**Assignment:**
Every single entry must be restated word for word.

[Element data from apps and pages]
========

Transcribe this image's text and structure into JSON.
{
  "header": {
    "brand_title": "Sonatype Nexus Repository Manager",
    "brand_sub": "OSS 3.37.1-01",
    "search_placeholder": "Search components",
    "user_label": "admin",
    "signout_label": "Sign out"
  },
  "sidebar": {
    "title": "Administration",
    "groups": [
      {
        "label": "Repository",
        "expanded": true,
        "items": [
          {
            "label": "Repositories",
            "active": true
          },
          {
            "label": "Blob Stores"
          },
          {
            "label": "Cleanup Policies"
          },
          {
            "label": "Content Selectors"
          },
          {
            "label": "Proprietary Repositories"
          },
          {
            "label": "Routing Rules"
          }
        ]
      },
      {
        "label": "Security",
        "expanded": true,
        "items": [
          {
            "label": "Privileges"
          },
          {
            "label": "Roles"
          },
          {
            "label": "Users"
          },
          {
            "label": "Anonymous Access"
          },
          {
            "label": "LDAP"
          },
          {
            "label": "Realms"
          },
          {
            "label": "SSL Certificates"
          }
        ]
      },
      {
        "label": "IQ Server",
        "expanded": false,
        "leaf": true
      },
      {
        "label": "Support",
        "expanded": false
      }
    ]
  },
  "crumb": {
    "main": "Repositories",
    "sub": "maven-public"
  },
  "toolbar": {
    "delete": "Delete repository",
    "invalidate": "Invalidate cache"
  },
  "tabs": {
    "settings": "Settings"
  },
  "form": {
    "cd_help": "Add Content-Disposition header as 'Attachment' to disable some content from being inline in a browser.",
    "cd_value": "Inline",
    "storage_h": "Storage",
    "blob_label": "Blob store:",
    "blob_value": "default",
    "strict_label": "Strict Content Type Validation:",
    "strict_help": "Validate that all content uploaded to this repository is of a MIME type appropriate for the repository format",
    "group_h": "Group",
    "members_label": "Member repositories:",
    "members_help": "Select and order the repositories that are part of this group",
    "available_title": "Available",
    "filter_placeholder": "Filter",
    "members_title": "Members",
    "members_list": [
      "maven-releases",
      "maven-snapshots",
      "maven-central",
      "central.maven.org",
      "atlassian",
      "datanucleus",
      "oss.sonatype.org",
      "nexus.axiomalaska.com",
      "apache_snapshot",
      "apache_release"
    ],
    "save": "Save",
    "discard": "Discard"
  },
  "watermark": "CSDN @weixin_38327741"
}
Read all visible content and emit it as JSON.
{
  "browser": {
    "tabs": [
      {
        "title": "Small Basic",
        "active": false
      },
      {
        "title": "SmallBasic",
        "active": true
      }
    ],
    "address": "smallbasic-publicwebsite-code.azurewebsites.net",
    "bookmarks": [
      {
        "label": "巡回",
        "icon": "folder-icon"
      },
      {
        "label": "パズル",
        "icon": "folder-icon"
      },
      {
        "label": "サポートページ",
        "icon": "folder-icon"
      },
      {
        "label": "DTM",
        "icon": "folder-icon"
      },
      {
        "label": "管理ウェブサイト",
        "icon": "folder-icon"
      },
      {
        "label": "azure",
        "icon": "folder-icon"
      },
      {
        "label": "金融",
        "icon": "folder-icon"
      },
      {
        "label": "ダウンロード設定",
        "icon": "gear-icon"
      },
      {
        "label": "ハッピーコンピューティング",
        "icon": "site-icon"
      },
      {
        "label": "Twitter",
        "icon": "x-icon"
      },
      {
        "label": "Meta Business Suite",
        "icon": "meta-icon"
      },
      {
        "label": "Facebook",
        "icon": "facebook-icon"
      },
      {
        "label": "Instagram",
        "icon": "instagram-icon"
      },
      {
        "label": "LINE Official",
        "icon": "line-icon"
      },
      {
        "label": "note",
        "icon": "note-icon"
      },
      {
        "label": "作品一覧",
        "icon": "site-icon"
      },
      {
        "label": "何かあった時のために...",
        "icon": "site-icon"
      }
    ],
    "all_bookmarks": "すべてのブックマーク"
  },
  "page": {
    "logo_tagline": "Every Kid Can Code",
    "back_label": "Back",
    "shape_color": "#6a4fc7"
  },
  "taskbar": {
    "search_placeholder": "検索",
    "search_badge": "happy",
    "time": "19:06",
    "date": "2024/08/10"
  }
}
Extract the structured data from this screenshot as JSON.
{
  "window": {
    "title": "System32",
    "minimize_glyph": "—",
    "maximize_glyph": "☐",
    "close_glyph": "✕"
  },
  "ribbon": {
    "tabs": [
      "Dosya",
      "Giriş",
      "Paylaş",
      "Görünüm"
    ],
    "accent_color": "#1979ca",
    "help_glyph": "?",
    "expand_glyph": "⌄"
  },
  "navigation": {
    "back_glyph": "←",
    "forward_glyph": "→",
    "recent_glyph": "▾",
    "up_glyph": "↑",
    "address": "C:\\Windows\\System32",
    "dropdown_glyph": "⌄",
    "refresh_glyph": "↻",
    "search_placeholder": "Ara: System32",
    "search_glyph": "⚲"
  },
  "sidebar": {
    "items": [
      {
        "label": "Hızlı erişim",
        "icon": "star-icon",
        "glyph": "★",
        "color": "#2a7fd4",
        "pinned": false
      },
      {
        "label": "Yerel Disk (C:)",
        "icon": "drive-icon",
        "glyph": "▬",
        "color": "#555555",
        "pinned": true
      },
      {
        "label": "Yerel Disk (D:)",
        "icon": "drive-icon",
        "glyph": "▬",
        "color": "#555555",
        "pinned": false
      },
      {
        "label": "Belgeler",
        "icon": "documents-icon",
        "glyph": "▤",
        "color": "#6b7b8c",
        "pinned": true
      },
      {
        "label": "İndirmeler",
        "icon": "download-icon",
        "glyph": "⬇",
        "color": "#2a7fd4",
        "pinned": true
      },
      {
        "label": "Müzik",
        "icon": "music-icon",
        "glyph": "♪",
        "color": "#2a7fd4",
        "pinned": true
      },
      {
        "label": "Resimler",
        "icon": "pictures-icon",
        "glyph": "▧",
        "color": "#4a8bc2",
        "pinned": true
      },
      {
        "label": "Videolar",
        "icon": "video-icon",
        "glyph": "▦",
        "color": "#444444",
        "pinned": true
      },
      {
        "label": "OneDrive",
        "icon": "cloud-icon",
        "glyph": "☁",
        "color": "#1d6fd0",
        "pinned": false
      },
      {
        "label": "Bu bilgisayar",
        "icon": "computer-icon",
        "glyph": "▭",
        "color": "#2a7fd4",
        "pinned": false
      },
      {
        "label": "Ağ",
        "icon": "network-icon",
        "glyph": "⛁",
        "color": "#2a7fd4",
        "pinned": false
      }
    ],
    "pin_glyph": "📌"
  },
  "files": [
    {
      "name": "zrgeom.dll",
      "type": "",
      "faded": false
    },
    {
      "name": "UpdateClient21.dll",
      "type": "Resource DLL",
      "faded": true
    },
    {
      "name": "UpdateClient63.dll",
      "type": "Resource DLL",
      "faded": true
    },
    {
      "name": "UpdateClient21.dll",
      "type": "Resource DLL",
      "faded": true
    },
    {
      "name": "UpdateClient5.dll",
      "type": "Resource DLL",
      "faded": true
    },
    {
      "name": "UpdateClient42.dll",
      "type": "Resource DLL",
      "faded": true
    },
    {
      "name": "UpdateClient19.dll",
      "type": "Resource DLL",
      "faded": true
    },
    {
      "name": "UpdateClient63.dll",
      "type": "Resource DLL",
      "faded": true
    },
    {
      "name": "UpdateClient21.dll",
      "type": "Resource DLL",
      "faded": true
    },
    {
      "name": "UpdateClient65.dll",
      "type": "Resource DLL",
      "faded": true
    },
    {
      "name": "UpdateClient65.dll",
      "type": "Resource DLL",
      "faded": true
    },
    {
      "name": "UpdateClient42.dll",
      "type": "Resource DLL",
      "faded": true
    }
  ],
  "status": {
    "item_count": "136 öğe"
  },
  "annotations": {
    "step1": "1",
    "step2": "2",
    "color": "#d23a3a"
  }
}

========

**Exercise solution:**
Transcribe this image's text and structure into JSON.
{
  "header": {
    "brand_title": "Sonatype Nexus Repository Manager",
    "brand_sub": "OSS 3.37.1-01",
    "search_placeholder": "Search components",
    "user_label": "admin",
    "signout_label": "Sign out"
  },
  "sidebar": {
    "title": "Administration",
    "groups": [
      {
        "label": "Repository",
        "expanded": true,
        "items": [
          {
            "label": "Repositories",
            "active": true
          },
          {
            "label": "Blob Stores"
          },
          {
            "label": "Cleanup Policies"
          },
          {
            "label": "Content Selectors"
          },
          {
            "label": "Proprietary Repositories"
          },
          {
            "label": "Routing Rules"
          }
        ]
      },
      {
        "label": "Security",
        "expanded": true,
        "items": [
          {
            "label": "Privileges"
          },
          {
            "label": "Roles"
          },
          {
            "label": "Users"
          },
          {
            "label": "Anonymous Access"
          },
          {
            "label": "LDAP"
          },
          {
            "label": "Realms"
          },
          {
            "label": "SSL Certificates"
          }
        ]
      },
      {
        "label": "IQ Server",
        "expanded": false,
        "leaf": true
      },
      {
        "label": "Support",
        "expanded": false
      }
    ]
  },
  "crumb": {
    "main": "Repositories",
    "sub": "maven-public"
  },
  "toolbar": {
    "delete": "Delete repository",
    "invalidate": "Invalidate cache"
  },
  "tabs": {
    "settings": "Settings"
  },
  "form": {
    "cd_help": "Add Content-Disposition header as 'Attachment' to disable some content from being inline in a browser.",
    "cd_value": "Inline",
    "storage_h": "Storage",
    "blob_label": "Blob store:",
    "blob_value": "default",
    "strict_label": "Strict Content Type Validation:",
    "strict_help": "Validate that all content uploaded to this repository is of a MIME type appropriate for the repository format",
    "group_h": "Group",
    "members_label": "Member repositories:",
    "members_help": "Select and order the repositories that are part of this group",
    "available_title": "Available",
    "filter_placeholder": "Filter",
    "members_title": "Members",
    "members_list": [
      "maven-releases",
      "maven-snapshots",
      "maven-central",
      "central.maven.org",
      "atlassian",
      "datanucleus",
      "oss.sonatype.org",
      "nexus.axiomalaska.com",
      "apache_snapshot",
      "apache_release"
    ],
    "save": "Save",
    "discard": "Discard"
  },
  "watermark": "CSDN @weixin_38327741"
}
Read all visible content and emit it as JSON.
{
  "browser": {
    "tabs": [
      {
        "title": "Small Basic",
        "active": false
      },
      {
        "title": "SmallBasic",
        "active": true
      }
    ],
    "address": "smallbasic-publicwebsite-code.azurewebsites.net",
    "bookmarks": [
      {
        "label": "巡回",
        "icon": "folder-icon"
      },
      {
        "label": "パズル",
        "icon": "folder-icon"
      },
      {
        "label": "サポートページ",
        "icon": "folder-icon"
      },
      {
        "label": "DTM",
        "icon": "folder-icon"
      },
      {
        "label": "管理ウェブサイト",
        "icon": "folder-icon"
      },
      {
        "label": "azure",
        "icon": "folder-icon"
      },
      {
        "label": "金融",
        "icon": "folder-icon"
      },
      {
        "label": "ダウンロード設定",
        "icon": "gear-icon"
      },
      {
        "label": "ハッピーコンピューティング",
        "icon": "site-icon"
      },
      {
        "label": "Twitter",
        "icon": "x-icon"
      },
      {
        "label": "Meta Business Suite",
        "icon": "meta-icon"
      },
      {
        "label": "Facebook",
        "icon": "facebook-icon"
      },
      {
        "label": "Instagram",
        "icon": "instagram-icon"
      },
      {
        "label": "LINE Official",
        "icon": "line-icon"
      },
      {
        "label": "note",
        "icon": "note-icon"
      },
      {
        "label": "作品一覧",
        "icon": "site-icon"
      },
      {
        "label": "何かあった時のために...",
        "icon": "site-icon"
      }
    ],
    "all_bookmarks": "すべてのブックマーク"
  },
  "page": {
    "logo_tagline": "Every Kid Can Code",
    "back_label": "Back",
    "shape_color": "#6a4fc7"
  },
  "taskbar": {
    "search_placeholder": "検索",
    "search_badge": "happy",
    "time": "19:06",
    "date": "2024/08/10"
  }
}
Extract the structured data from this screenshot as JSON.
{
  "window": {
    "title": "System32",
    "minimize_glyph": "—",
    "maximize_glyph": "☐",
    "close_glyph": "✕"
  },
  "ribbon": {
    "tabs": [
      "Dosya",
      "Giriş",
      "Paylaş",
      "Görünüm"
    ],
    "accent_color": "#1979ca",
    "help_glyph": "?",
    "expand_glyph": "⌄"
  },
  "navigation": {
    "back_glyph": "←",
    "forward_glyph": "→",
    "recent_glyph": "▾",
    "up_glyph": "↑",
    "address": "C:\\Windows\\System32",
    "dropdown_glyph": "⌄",
    "refresh_glyph": "↻",
    "search_placeholder": "Ara: System32",
    "search_glyph": "⚲"
  },
  "sidebar": {
    "items": [
      {
        "label": "Hızlı erişim",
        "icon": "star-icon",
        "glyph": "★",
        "color": "#2a7fd4",
        "pinned": false
      },
      {
        "label": "Yerel Disk (C:)",
        "icon": "drive-icon",
        "glyph": "▬",
        "color": "#555555",
        "pinned": true
      },
      {
        "label": "Yerel Disk (D:)",
        "icon": "drive-icon",
        "glyph": "▬",
        "color": "#555555",
        "pinned": false
      },
      {
        "label": "Belgeler",
        "icon": "documents-icon",
        "glyph": "▤",
        "color": "#6b7b8c",
        "pinned": true
      },
      {
        "label": "İndirmeler",
        "icon": "download-icon",
        "glyph": "⬇",
        "color": "#2a7fd4",
        "pinned": true
      },
      {
        "label": "Müzik",
        "icon": "music-icon",
        "glyph": "♪",
        "color": "#2a7fd4",
        "pinned": true
      },
      {
        "label": "Resimler",
        "icon": "pictures-icon",
        "glyph": "▧",
        "color": "#4a8bc2",
        "pinned": true
      },
      {
        "label": "Videolar",
        "icon": "video-icon",
        "glyph": "▦",
        "color": "#444444",
        "pinned": true
      },
      {
        "label": "OneDrive",
        "icon": "cloud-icon",
        "glyph": "☁",
        "color": "#1d6fd0",
        "pinned": false
      },
      {
        "label": "Bu bilgisayar",
        "icon": "computer-icon",
        "glyph": "▭",
        "color": "#2a7fd4",
        "pinned": false
      },
      {
        "label": "Ağ",
        "icon": "network-icon",
        "glyph": "⛁",
        "color": "#2a7fd4",
        "pinned": false
      }
    ],
    "pin_glyph": "📌"
  },
  "files": [
    {
      "name": "zrgeom.dll",
      "type": "",
      "faded": false
    },
    {
      "name": "UpdateClient21.dll",
      "type": "Resource DLL",
      "faded": true
    },
    {
      "name": "UpdateClient63.dll",
      "type": "Resource DLL",
      "faded": true
    },
    {
      "name": "UpdateClient21.dll",
      "type": "Resource DLL",
      "faded": true
    },
    {
      "name": "UpdateClient5.dll",
      "type": "Resource DLL",
      "faded": true
    },
    {
      "name": "UpdateClient42.dll",
      "type": "Resource DLL",
      "faded": true
    },
    {
      "name": "UpdateClient19.dll",
      "type": "Resource DLL",
      "faded": true
    },
    {
      "name": "UpdateClient63.dll",
      "type": "Resource DLL",
      "faded": true
    },
    {
      "name": "UpdateClient21.dll",
      "type": "Resource DLL",
      "faded": true
    },
    {
      "name": "UpdateClient65.dll",
      "type": "Resource DLL",
      "faded": true
    },
    {
      "name": "UpdateClient65.dll",
      "type": "Resource DLL",
      "faded": true
    },
    {
      "name": "UpdateClient42.dll",
      "type": "Resource DLL",
      "faded": true
    }
  ],
  "status": {
    "item_count": "136 öğe"
  },
  "annotations": {
    "step1": "1",
    "step2": "2",
    "color": "#d23a3a"
  }
}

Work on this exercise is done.